This was a real pitched battle in which the Israelites lost 30,000 (!) men. They had previously suffered a reverse and lost 4000

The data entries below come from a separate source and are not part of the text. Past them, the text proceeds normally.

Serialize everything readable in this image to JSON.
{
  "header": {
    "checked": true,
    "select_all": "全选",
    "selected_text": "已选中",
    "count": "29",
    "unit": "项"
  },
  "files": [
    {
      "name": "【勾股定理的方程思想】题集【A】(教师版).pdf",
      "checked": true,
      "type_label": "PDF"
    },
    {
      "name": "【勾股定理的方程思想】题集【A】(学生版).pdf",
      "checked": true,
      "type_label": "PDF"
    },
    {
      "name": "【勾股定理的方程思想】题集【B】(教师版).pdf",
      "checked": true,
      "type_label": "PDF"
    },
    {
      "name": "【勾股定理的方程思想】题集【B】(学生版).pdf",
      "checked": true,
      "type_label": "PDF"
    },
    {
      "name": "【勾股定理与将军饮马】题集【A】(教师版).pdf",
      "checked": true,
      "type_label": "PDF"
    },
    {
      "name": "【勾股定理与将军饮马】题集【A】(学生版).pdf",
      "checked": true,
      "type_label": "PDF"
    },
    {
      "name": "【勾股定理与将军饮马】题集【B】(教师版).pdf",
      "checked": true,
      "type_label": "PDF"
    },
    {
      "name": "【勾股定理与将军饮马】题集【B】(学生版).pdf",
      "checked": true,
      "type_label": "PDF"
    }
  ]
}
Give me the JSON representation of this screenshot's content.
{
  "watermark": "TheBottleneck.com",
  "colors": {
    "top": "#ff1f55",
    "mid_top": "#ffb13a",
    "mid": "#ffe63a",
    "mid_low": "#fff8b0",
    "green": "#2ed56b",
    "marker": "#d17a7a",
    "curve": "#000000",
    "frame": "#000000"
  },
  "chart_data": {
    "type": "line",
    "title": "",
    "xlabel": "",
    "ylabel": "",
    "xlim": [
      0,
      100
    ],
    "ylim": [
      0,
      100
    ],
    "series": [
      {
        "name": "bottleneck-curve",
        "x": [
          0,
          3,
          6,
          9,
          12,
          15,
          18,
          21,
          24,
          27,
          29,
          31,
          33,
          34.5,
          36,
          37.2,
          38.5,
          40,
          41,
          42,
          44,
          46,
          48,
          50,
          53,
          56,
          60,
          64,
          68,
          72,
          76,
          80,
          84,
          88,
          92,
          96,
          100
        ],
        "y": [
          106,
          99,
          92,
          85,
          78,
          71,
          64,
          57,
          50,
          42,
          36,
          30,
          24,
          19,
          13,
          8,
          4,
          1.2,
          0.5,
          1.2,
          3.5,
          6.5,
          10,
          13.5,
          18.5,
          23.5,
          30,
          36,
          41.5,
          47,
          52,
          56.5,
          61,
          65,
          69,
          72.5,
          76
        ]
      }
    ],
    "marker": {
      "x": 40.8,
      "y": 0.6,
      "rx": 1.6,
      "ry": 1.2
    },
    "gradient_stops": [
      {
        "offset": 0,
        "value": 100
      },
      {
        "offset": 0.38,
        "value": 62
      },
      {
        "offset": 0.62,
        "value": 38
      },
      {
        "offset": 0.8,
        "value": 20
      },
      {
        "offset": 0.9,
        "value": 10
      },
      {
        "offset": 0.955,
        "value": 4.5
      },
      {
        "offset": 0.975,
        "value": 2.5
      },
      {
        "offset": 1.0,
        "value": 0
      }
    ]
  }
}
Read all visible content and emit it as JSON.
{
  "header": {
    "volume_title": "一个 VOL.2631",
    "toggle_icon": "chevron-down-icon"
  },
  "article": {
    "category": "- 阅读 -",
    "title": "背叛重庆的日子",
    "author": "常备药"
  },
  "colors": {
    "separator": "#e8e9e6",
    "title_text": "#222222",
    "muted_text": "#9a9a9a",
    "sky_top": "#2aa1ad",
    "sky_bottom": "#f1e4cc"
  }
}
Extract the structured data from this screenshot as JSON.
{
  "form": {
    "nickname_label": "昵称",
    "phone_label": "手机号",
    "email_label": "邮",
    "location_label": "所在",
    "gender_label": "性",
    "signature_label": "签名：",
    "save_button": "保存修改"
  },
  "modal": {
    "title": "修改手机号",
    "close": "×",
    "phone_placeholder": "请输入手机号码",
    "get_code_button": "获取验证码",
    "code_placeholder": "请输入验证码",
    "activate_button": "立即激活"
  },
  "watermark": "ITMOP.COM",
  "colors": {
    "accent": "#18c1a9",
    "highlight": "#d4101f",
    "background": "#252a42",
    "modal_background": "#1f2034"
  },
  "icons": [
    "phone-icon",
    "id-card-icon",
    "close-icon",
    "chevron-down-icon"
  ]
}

    of the God of Israel, and it is not to be lightly altered. There is at present a deplorable tendency to strange spelling among historians. Attention has already been called to the confusion that is being accumulated in people's minds by the variable spelling of Egyptologists, but the tendency is now almost universal among historical writers. In an otherwise admirable little book, The Opening-up of Africa, by Sir H. H. Johnston, for example, one finds him spelling Saul as Sha'ul and Solomon as Shelomoh; Jerusalem becomes Yerusalim and the Hebrews, Habiru or Ibrim. Historians do not realize how the mind of the general reader is distressed and discouraged by these constantly fluctuating attempts to achieve phonetic exactitude. This treatment of old forms has much the same effect as the dazzle-painting of ships that went on during the submarine warfare. It is dazzle-spelling. The ordinary educated man is so confused that he fails altogether to recognize even his oldest friends under their modern disguises. He loses his way in the story hopelessly. The old events occur to novel names in unfamiliar places. He conceives a disgust for history in which no record seems to tally with any other record. Still more maddening and confusing is the variable spelling of Chinese names. A large part of the popular indifference to Chinese history may be due to the impossibility of holding on to the thread of a story in which one narrator talks of T'sin and another of Sin, and both forms mix themselves with Chin and T'chin. A boldly Europeanized name, such as Confucius, is far more readily grasped. Modern writers in their zeal for phonetics seem to have lost their sense of proportion. It is of far more importance not merely to civilization, but to the welfare, respect, and endowment of historians, that the general community should form clear and sound ideas of historical processes, than that it should pronounce the name Jehovah exactly as this or that learned gentleman believes it was pronounced by the Hebrews of the days of Ezra. A day may come in the future for one final, conclusive reform in the spelling of historical names. Meanwhile, it will probably save school teachers of history from endless confusion and muddle if they adhere firmly to the time-established spelling. Yet we have attempted no pedantic classicalism. The reader will find Peisistratus for Goldsmith's Pisistratus, the Arabic spelling of Muhammad, Kelt for Celt, and Habsburg taking the place of the older Hapsburg.